-------- DATA SHOWN --------
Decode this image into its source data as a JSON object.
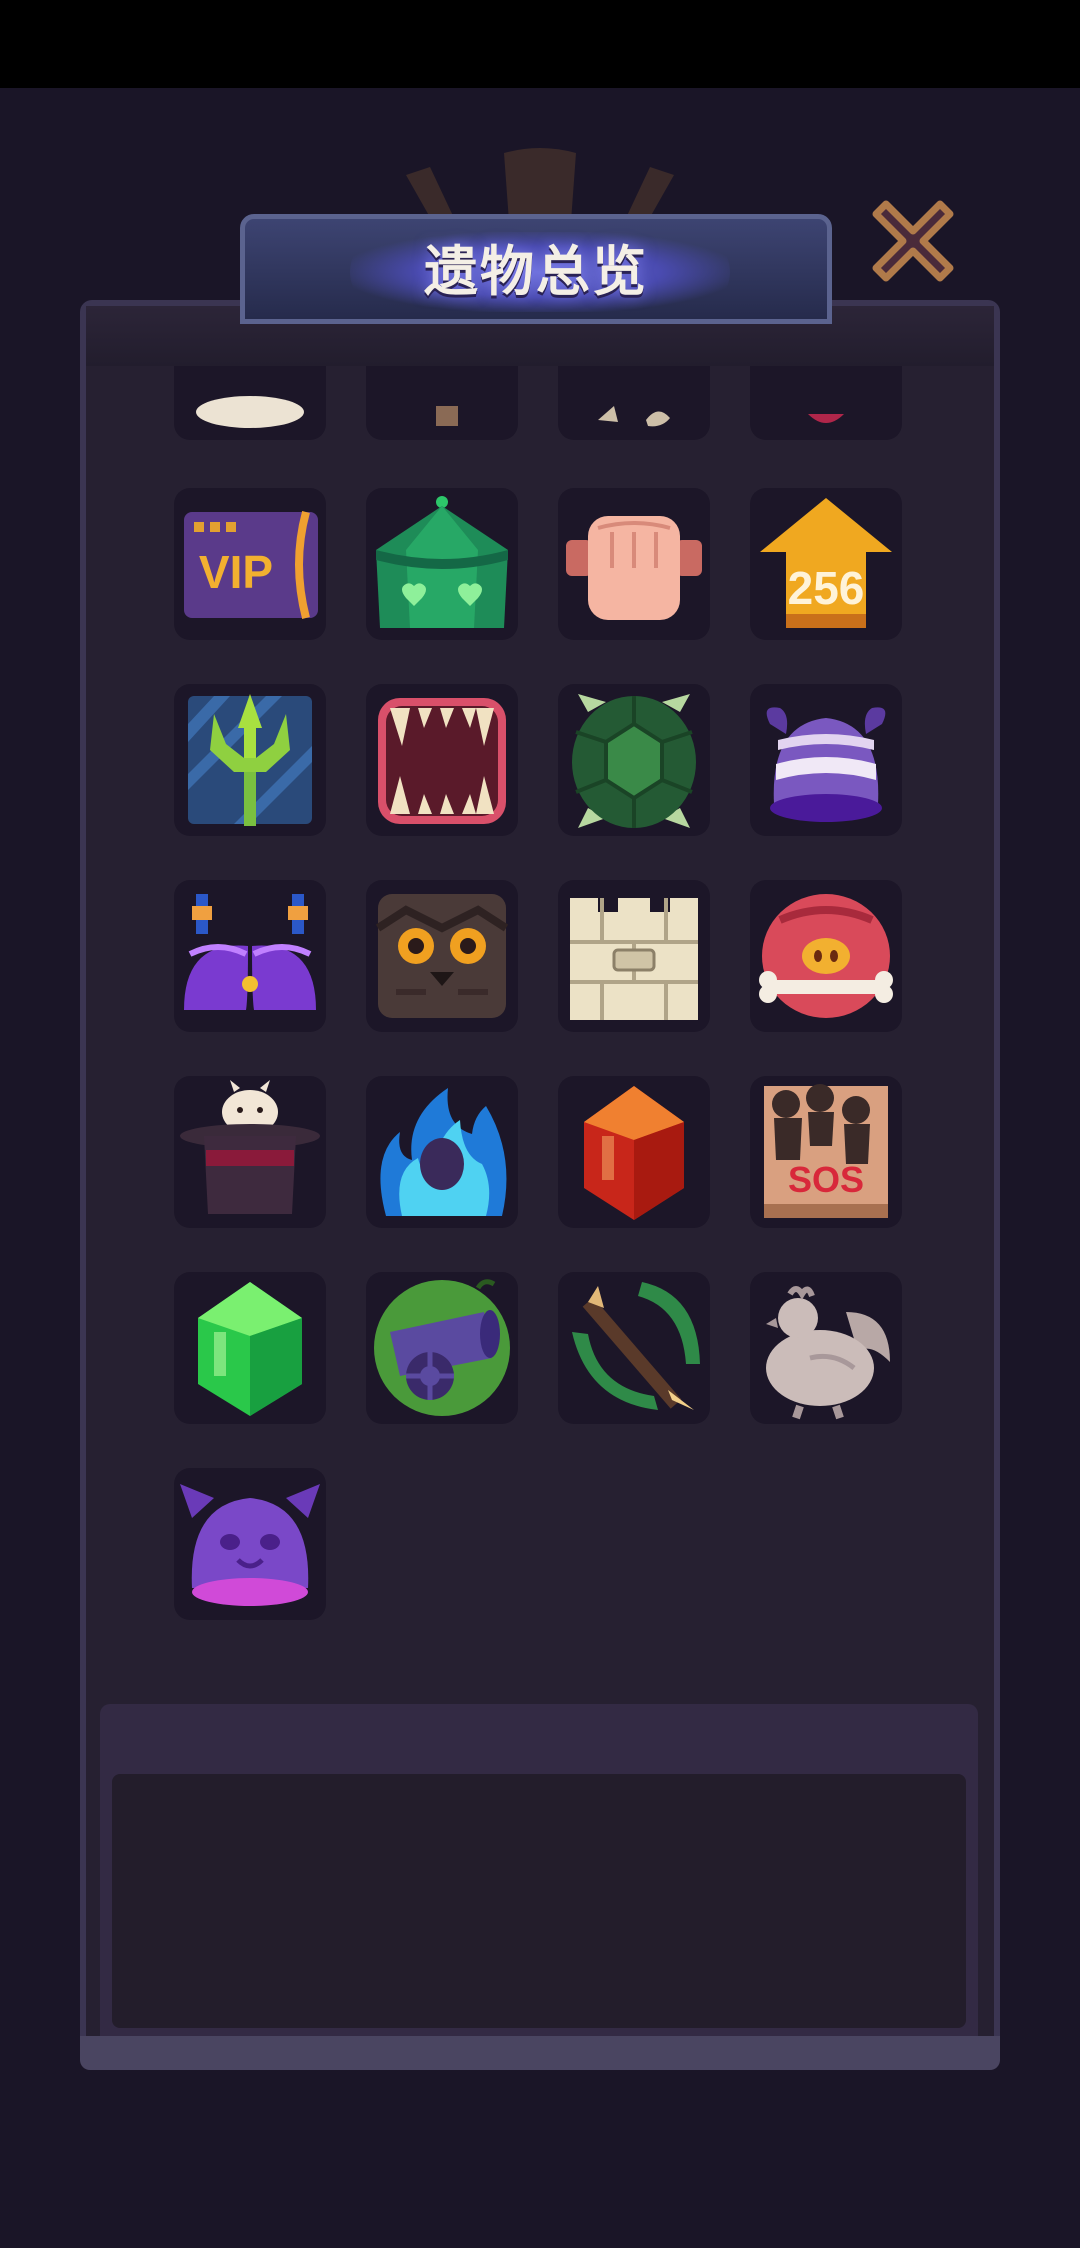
{
  "title": "遗物总览",
  "close_button": {
    "icon": "close-icon",
    "label": ""
  },
  "colors": {
    "background": "#1a1527",
    "panel": "#262031",
    "tile": "#1c1628",
    "title_glow": "#6c6fd8",
    "close_fill": "#4a2a3a",
    "close_border": "#b07a4a"
  },
  "relics": [
    {
      "id": "partial-cream-icon"
    },
    {
      "id": "partial-bone-icon"
    },
    {
      "id": "partial-claw-icon"
    },
    {
      "id": "partial-red-icon"
    },
    {
      "id": "vip-card-icon"
    },
    {
      "id": "green-tent-icon"
    },
    {
      "id": "fist-icon"
    },
    {
      "id": "arrow-256-icon"
    },
    {
      "id": "trident-icon"
    },
    {
      "id": "fanged-mouth-icon"
    },
    {
      "id": "turtle-shell-icon"
    },
    {
      "id": "purple-striped-hat-icon"
    },
    {
      "id": "purple-bra-icon"
    },
    {
      "id": "owl-block-icon"
    },
    {
      "id": "stone-tower-icon"
    },
    {
      "id": "pig-bone-icon"
    },
    {
      "id": "magic-top-hat-icon"
    },
    {
      "id": "blue-flame-icon"
    },
    {
      "id": "red-gem-icon"
    },
    {
      "id": "movie-poster-icon"
    },
    {
      "id": "green-gem-icon"
    },
    {
      "id": "cannon-icon"
    },
    {
      "id": "crossbow-icon"
    },
    {
      "id": "stone-rooster-icon"
    },
    {
      "id": "bat-helmet-icon"
    }
  ],
  "relic_texts": {
    "vip": "VIP",
    "arrow": "256",
    "poster": "SOS"
  },
  "description": ""
}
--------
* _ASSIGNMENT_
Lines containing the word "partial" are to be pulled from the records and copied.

* _TASK SOLUTION_
      "id": "partial-cream-icon"
      "id": "partial-bone-icon"
      "id": "partial-claw-icon"
      "id": "partial-red-icon"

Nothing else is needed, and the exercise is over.